## Task instructions
Read through the data, and wherever a line holds the word "true", write that line out.

[Extracted data entries]
· · · ·

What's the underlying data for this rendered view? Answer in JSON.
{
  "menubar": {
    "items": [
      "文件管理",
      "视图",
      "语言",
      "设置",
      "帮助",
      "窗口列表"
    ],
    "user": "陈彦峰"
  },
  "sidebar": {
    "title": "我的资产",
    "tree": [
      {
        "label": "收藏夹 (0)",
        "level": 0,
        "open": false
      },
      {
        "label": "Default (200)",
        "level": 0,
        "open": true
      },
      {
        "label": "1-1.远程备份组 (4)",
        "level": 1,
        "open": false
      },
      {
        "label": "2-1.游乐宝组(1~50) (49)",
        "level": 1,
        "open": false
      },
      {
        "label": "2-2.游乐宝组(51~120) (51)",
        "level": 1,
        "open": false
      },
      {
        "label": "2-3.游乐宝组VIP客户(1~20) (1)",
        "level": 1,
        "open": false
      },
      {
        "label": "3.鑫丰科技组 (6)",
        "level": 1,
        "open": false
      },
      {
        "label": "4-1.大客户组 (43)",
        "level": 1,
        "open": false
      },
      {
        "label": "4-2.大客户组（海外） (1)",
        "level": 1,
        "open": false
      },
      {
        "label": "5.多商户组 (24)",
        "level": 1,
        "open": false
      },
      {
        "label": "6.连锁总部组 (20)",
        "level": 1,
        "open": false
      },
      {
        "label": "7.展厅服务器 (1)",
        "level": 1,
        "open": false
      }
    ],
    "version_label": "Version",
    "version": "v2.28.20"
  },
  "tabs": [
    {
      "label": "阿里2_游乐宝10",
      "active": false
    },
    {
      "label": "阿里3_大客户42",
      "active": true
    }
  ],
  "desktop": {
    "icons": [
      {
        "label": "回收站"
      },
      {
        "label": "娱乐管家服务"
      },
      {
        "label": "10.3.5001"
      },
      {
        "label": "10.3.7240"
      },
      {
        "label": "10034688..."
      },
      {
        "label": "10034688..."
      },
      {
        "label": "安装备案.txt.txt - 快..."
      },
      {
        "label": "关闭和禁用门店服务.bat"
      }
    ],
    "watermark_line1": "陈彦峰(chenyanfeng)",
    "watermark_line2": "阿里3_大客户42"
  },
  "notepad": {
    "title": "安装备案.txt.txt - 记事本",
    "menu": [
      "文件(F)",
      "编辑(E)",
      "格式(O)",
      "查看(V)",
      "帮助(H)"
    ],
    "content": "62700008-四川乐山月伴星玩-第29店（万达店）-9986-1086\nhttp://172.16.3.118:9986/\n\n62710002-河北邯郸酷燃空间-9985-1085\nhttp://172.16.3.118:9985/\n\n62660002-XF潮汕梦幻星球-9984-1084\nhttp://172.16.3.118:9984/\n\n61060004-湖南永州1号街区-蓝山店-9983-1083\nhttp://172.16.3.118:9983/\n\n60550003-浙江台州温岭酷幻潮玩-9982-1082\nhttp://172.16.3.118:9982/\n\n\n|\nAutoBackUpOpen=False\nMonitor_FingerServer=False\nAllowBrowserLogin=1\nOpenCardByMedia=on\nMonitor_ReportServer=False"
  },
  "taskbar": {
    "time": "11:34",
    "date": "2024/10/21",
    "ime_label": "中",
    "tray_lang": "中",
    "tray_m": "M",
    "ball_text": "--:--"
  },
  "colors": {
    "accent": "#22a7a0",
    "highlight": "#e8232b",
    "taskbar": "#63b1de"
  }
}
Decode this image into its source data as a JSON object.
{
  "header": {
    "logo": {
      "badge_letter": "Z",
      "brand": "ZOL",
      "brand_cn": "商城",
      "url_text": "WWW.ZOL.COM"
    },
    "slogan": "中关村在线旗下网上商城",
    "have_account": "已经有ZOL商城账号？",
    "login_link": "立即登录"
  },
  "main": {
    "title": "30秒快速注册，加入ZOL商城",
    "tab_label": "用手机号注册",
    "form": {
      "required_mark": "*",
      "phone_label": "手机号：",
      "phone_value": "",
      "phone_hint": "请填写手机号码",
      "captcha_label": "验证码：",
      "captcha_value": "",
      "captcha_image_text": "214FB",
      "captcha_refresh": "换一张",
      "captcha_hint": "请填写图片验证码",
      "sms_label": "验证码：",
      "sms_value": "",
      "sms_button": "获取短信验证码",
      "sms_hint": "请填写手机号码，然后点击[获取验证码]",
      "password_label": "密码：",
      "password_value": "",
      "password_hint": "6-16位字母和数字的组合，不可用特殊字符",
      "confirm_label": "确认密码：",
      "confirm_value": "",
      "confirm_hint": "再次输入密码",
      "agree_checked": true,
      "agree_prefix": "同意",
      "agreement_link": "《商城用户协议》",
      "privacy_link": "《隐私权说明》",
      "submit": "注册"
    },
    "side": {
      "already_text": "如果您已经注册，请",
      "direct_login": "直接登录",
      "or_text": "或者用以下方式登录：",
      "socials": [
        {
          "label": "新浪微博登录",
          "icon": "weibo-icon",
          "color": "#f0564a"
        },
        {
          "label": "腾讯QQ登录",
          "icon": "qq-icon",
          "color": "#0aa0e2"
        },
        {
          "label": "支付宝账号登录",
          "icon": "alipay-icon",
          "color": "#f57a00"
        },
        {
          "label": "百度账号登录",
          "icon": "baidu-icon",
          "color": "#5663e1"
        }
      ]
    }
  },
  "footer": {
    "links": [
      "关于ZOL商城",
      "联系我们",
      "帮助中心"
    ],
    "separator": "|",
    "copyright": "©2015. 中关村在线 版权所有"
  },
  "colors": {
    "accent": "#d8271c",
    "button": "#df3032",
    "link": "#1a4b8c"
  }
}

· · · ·

## Response to the task
        "open": true
      "active": true
      "agree_checked": true,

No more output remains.